Clearly history is full of situations that show Western cultures in general have had problems seeing various groups of Others as fully human. America’s incredibly stunted history of enslaving other humans and actually encoding into the US Constitution that they are to be counted as 3/5 of a person is a prime example.  The vast numbers of Western cultures where half the population have been treated as property to be traded and married off is another. The deliberate discrimination, legal disempowerment of and genocide of indigenous people in the US is another example of the repeated pattern of failure of collective groups to see other people as fully human.

These are historical facts of our cultural level inability to see others as fully human.  And these facts are also quite obvious indictments of how ill our cultural norms have been. 

Healing Requires Acknowledgement And Tools of Reconciliation

History shows that even the simple acknowledgement of historical facts have obviously been exceedingly difficult work for many.  And to be sure, it is a challenge on many levels to fully acknowledge the wrongs of our ancestors and our current practices as well.  Many direct efforts have failed so far to break through the hubris, denial, shame projected outwards, and other defense mechanisms by those stuck in delusional beliefs of superiority or who see themselves as victims of persecution when they are only being confronted with facts.

A -unified- national reckoning in the US has so far been quite elusive since a loud contingent of bigots always seem to want to sabotage it, even as millions of others want reckoning and healing.

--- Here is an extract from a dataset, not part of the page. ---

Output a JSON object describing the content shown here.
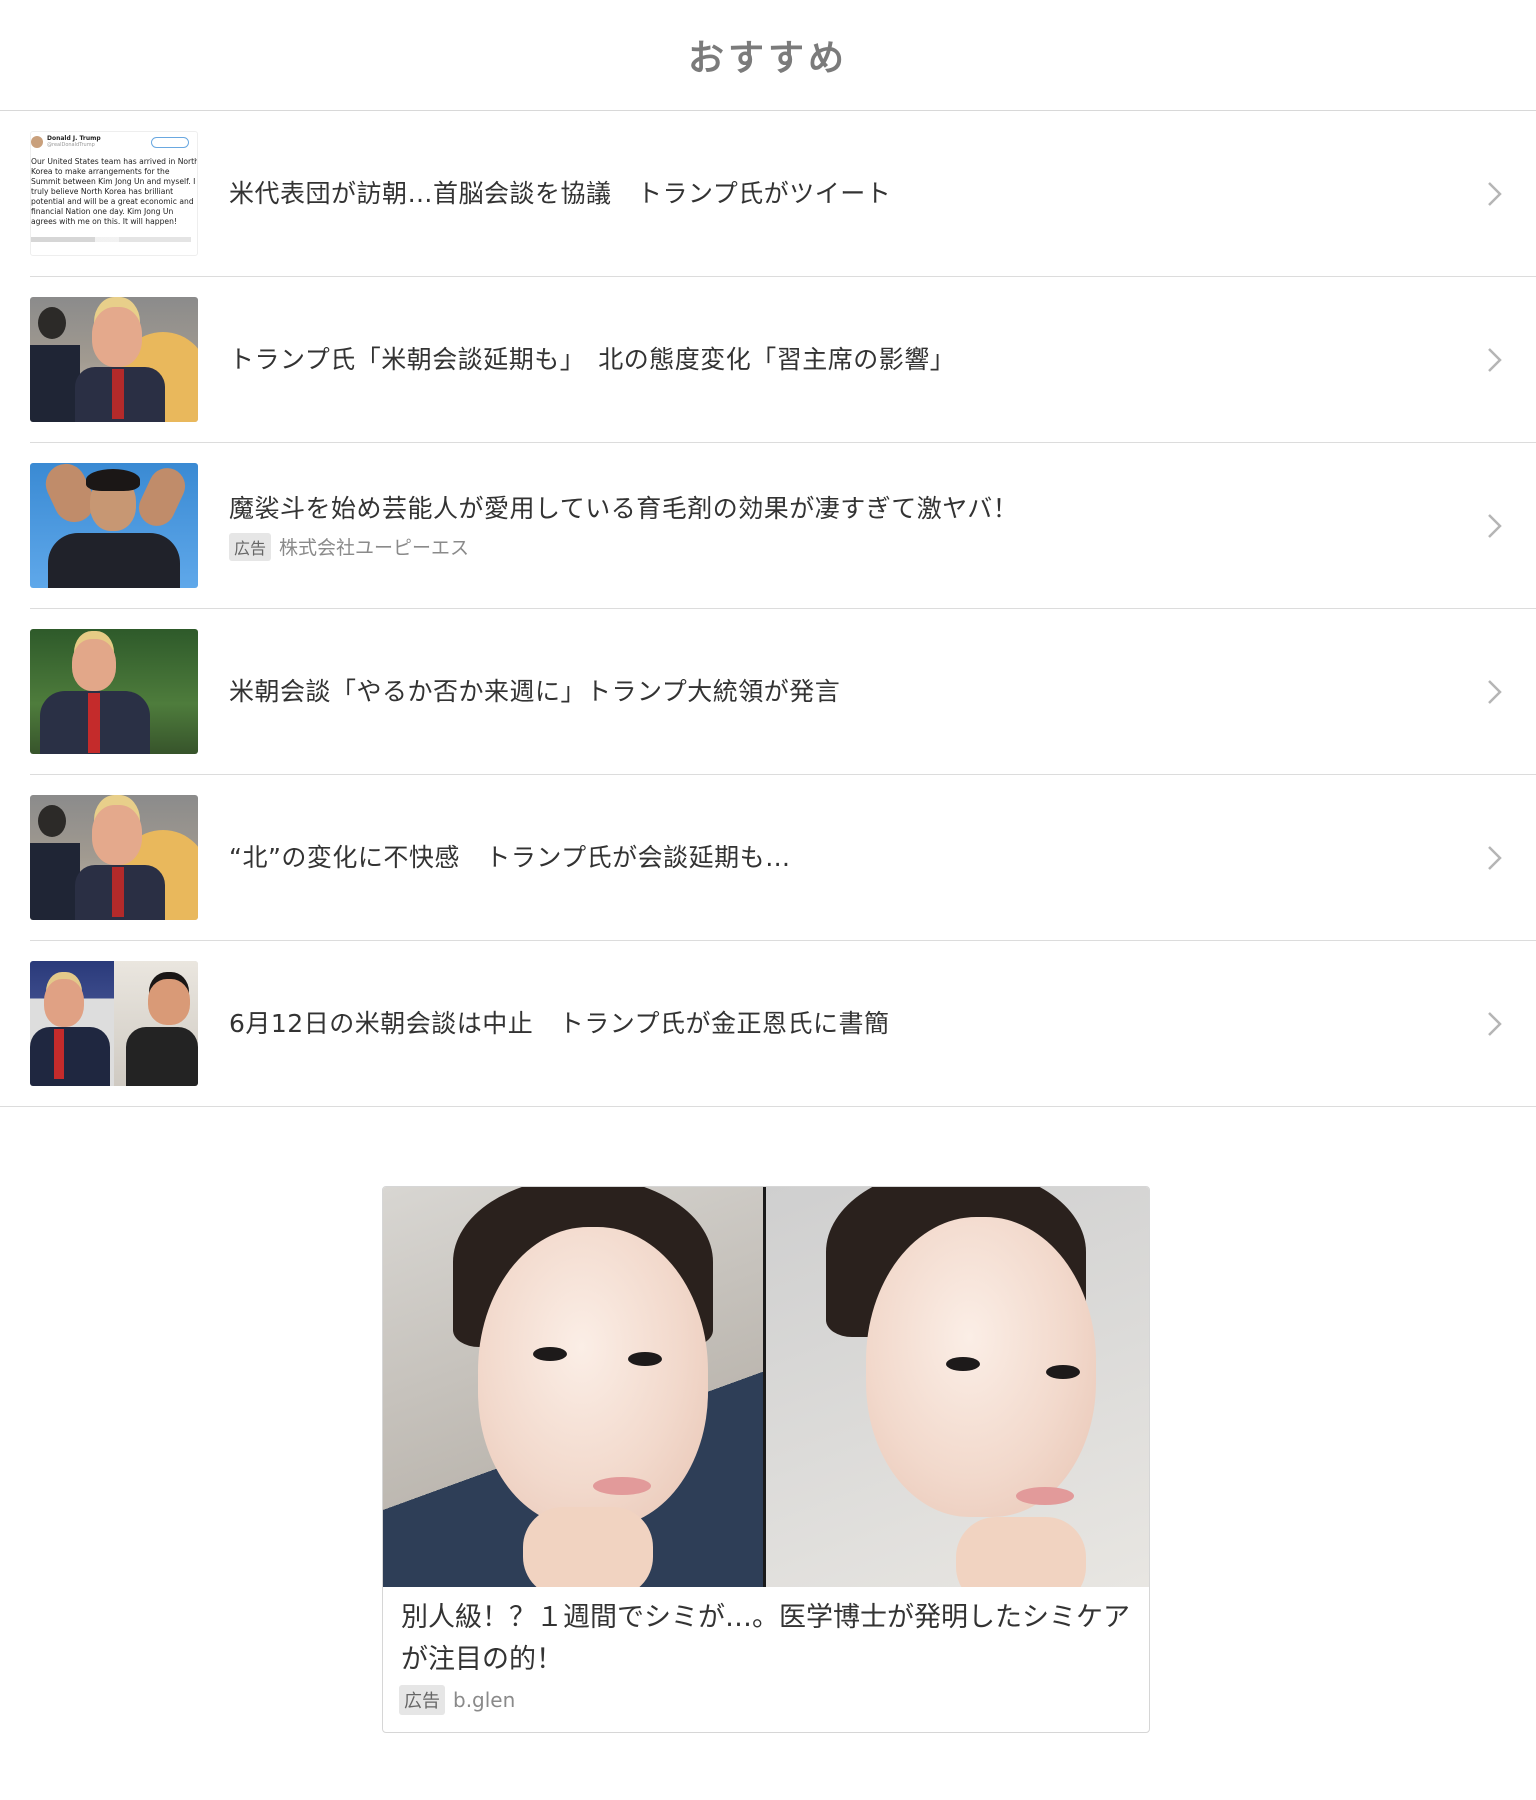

And, while we are currently being threatened by some really deeply funded attempts to keep “power over” paradigms in place, and some completely failed humans are recruiting for out right fascism, it is very difficult to provide both “off ramps” for folks who have been terribly misguided, and yet not seem like “be nice to Nazis” is part of the suggestion. I am not suggesting anyone should EVER be nice to Nazis/fascists. I support the world being entirely free of Nazis/fascists. And people who engage in  Nazi/fascist acts should held fully accountable via harsh consequences, without exception.

But I am also acknowledging that -some- folks are more susceptible to falling for the shit that Nazis/fascists shovel.

I have an analogy for this: hard drug dealers exist.  And people in bad circumstances who are susceptible to wanting to self medicate also exist. The hard drug dealers will offer or pressure folks to take their drugs. And those folks will dive in and become addicts in need of treatment. There are millions of ignorant teenage boys and girls right now being told that some stunted bits of humanity (that I will not name on this site) are “real men”. We can blame their parents, or we can do the work of figuring out how to get these kids (and others without great coping skills) some badly needed off ramps that work.  It’s hard work.

Calling out sick cultural norms as sick cultural norms, is, to me, a good way to go, but I can also see how this can be weaponized to avoid personal culpability. Especially in light of the lack of reparations to the people harmed.

For me encouraging people of ALL genders to become as emotionally sensitive and self aware as possible is another pretty obvious strategy. People fully aware of their motivations and feelings are rarely inhumane to others. Being inhumane to others takes a stunted emotional life and a deadness inside.

So with that, I’ll link to an article on how the devaluing of compassion has been such an overlooked part of our overall problems.